Scotland’s manufacturing sector has fared better than the UK’s overall and we still make and export far more per head than the rest of the UK. The key reasons for this are that oil and gas are geographically locked into Scotland, creating their own service cluster, and that Scotch whisky can only come from Scotland and can command a premium price, as does Scottish food. So, despite the weaker pound not being able to boost UK exports it has now become more optimal in relation to the make-up of Scotland’s economy.

It seems likely that over the two years of Brexit negotiations Scottish food and drink exports to the EU (with almost no non-Scottish ingredients) will rise dramatically, thus preparing Scotland’s balance of trade for even greater success as an independent nation. The weaker pound also means that Scotland, which has about 8.45 per cent of the UK’s population but receives 17.4 per cent of all the EU grants to the UK, will see the value of euro-denominated grants rise by 20 per cent.

All this is good news for farmers, researchers and matched capital investment.

Looking at the down side, imported food and electronic goods will rise in price and when Brexit really starts to hurt people’s pockets, that’s when the cost of Brexit will hit home and people will begin the see that the UK does not offer more stability than an independent Scotland within the EU.

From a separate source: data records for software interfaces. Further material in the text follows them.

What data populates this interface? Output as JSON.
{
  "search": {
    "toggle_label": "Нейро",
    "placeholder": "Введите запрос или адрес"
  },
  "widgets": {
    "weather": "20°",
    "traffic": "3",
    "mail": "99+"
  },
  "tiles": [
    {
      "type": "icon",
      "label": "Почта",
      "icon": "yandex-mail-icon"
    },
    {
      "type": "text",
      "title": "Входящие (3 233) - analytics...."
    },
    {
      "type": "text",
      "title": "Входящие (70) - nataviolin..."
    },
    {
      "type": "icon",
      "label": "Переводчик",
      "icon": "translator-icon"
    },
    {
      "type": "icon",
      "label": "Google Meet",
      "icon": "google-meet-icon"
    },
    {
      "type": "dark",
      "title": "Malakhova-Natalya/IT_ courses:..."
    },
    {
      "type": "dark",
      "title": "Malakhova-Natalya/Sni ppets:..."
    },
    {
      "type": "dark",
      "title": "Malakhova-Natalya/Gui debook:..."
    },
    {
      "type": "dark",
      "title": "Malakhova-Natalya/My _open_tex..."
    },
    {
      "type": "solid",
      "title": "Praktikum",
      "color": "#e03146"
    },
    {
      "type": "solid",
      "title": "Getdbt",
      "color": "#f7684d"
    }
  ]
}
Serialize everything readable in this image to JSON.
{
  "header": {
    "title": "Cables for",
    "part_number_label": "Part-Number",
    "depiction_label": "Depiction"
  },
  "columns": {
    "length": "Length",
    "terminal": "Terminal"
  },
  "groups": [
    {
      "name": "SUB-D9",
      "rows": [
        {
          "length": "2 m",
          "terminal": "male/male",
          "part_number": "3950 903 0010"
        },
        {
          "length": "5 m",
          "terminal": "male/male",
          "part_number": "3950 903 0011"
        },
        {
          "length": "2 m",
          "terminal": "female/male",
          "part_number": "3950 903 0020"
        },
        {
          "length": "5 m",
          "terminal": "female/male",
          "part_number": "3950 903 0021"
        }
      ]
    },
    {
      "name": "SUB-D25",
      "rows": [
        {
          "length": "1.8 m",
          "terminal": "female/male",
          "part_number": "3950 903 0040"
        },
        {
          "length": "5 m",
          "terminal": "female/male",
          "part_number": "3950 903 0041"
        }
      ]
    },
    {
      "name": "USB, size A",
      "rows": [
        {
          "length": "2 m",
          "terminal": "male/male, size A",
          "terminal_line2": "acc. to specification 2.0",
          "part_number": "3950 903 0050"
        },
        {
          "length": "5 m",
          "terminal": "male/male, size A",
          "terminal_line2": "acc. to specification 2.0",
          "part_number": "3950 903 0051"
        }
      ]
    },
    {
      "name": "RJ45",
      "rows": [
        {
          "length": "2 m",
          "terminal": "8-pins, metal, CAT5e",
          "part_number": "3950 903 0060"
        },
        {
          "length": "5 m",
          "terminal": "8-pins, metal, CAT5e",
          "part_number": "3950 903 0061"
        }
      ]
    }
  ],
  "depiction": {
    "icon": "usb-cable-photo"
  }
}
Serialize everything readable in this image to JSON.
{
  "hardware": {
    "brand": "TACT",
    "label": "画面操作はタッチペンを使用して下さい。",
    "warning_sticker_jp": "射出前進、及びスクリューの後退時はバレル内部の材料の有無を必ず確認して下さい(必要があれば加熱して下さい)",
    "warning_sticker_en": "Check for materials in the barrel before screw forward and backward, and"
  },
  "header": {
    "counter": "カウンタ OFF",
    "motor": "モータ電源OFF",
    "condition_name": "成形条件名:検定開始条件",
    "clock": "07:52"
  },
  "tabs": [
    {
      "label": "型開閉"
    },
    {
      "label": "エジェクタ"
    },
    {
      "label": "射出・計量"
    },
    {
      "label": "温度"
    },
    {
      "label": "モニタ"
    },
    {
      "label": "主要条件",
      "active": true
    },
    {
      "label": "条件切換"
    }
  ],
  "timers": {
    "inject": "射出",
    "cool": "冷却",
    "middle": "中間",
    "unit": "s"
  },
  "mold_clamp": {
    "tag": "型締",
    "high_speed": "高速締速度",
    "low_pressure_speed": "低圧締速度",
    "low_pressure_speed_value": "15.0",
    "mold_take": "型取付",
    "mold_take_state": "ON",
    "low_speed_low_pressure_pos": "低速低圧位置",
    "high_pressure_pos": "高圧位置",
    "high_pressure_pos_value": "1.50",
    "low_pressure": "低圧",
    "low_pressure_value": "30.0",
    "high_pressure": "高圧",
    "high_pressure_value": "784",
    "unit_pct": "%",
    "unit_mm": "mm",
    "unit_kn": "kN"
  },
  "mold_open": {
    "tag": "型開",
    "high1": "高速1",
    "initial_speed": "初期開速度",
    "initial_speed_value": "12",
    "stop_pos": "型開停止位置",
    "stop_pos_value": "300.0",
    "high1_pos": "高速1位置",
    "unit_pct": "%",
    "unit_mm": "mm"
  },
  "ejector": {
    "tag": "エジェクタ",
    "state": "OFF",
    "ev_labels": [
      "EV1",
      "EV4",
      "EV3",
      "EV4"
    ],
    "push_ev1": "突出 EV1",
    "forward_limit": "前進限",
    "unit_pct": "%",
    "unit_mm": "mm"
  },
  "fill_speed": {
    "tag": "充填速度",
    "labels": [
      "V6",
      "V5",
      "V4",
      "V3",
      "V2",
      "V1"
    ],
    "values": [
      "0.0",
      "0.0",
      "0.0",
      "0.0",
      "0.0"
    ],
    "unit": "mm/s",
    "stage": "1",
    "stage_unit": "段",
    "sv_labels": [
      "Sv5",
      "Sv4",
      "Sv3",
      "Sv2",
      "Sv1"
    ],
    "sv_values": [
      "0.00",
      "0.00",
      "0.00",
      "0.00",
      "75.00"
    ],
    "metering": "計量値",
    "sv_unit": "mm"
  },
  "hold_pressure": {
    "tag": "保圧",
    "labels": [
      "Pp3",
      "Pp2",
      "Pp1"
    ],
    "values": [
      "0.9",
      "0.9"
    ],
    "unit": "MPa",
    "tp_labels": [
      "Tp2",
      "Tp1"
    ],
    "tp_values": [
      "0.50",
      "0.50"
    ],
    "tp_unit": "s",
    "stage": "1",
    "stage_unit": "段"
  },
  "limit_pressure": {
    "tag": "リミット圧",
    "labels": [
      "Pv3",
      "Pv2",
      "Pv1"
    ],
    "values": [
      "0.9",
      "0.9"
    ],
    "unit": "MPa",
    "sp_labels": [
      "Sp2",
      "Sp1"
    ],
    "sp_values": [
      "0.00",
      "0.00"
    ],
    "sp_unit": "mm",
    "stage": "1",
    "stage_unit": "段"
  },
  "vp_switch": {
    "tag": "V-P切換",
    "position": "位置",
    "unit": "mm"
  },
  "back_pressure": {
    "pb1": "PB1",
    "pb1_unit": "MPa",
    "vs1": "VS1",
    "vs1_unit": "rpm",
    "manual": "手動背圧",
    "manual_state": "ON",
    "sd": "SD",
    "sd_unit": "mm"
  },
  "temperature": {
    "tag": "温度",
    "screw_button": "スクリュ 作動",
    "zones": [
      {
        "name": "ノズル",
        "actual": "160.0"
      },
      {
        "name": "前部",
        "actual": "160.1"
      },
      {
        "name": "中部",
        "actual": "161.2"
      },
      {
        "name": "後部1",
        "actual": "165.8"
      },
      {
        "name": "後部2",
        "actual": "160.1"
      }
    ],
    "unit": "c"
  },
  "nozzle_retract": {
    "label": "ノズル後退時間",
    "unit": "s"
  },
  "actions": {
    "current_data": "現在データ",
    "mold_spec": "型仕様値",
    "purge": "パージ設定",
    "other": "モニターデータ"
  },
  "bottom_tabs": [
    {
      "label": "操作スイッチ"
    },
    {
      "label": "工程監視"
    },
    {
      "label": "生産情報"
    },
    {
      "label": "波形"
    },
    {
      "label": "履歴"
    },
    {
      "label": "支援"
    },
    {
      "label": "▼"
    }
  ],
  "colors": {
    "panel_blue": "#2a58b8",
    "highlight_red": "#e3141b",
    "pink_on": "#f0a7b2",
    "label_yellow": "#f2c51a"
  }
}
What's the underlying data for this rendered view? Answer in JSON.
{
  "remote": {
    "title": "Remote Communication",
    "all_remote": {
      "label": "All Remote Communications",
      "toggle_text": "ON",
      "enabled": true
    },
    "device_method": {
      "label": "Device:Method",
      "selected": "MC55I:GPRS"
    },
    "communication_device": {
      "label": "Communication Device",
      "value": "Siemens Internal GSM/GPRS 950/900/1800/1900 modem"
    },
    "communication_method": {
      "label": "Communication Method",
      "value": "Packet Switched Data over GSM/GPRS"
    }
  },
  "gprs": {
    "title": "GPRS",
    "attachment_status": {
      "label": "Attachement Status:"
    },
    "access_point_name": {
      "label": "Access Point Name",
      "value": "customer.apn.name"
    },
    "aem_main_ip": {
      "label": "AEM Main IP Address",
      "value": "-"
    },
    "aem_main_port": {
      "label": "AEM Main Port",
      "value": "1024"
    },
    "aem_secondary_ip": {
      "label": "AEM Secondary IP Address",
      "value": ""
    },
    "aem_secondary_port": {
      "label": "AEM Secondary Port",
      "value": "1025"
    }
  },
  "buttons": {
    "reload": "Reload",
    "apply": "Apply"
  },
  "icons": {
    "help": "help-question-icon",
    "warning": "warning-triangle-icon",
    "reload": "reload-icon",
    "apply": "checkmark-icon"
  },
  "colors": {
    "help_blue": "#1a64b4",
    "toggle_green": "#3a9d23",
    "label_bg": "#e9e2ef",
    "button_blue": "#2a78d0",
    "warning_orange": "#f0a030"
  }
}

One of the reasons the UK managed to keep kidding itself that there was a recovery on the way after the 2008 crash was that it was able to implement significant quantitative easing (increasing the money supply, although mostly to the finance sector), but now they just won’t be able to find buyers for their gilts. Another was that sterling was held stronger by its membership of the IMF reserve currency basket due to its consistent strength, meaning other nations would complete international transactions in sterling and hold significant reserves – the new-found weakness and volatility of the pound now threatens that status and many are predicting the pound will drop and stay below $1.

Westminster’s economic mismanagement has created a terrible balance of trade and left no manufacturing sector to bail it out with increased exports. Soon they will have no international trade deals (actually none) and a falling currency, leading to high inflation and increased interest rates, which will lead to a housing market correction in the region of 30 to 40 per cent in London and the south east. Add to this a diminishing ability to create new money through QE and the UK’s ability to cover its deficit with massive inflows of foreign debt money driven by the strong pound will be a memory.

Any Scottish company that thinks it is safe because it is exporting its products to England is in for a shock and it needs to start looking to use the weaker pound as a springboard to international business development as if its very survival depended on it, because it might. The UK economy is wilfully being driving off a cliff and internationalisation of trade, continued access to the single market and the powers of independence are all crucial components of Scotland’s new recipe for prosperity. If we don’t have an independence referendum in 2018 (and vote Yes), then our economy will go down with the good ship Britannia with all hands lost.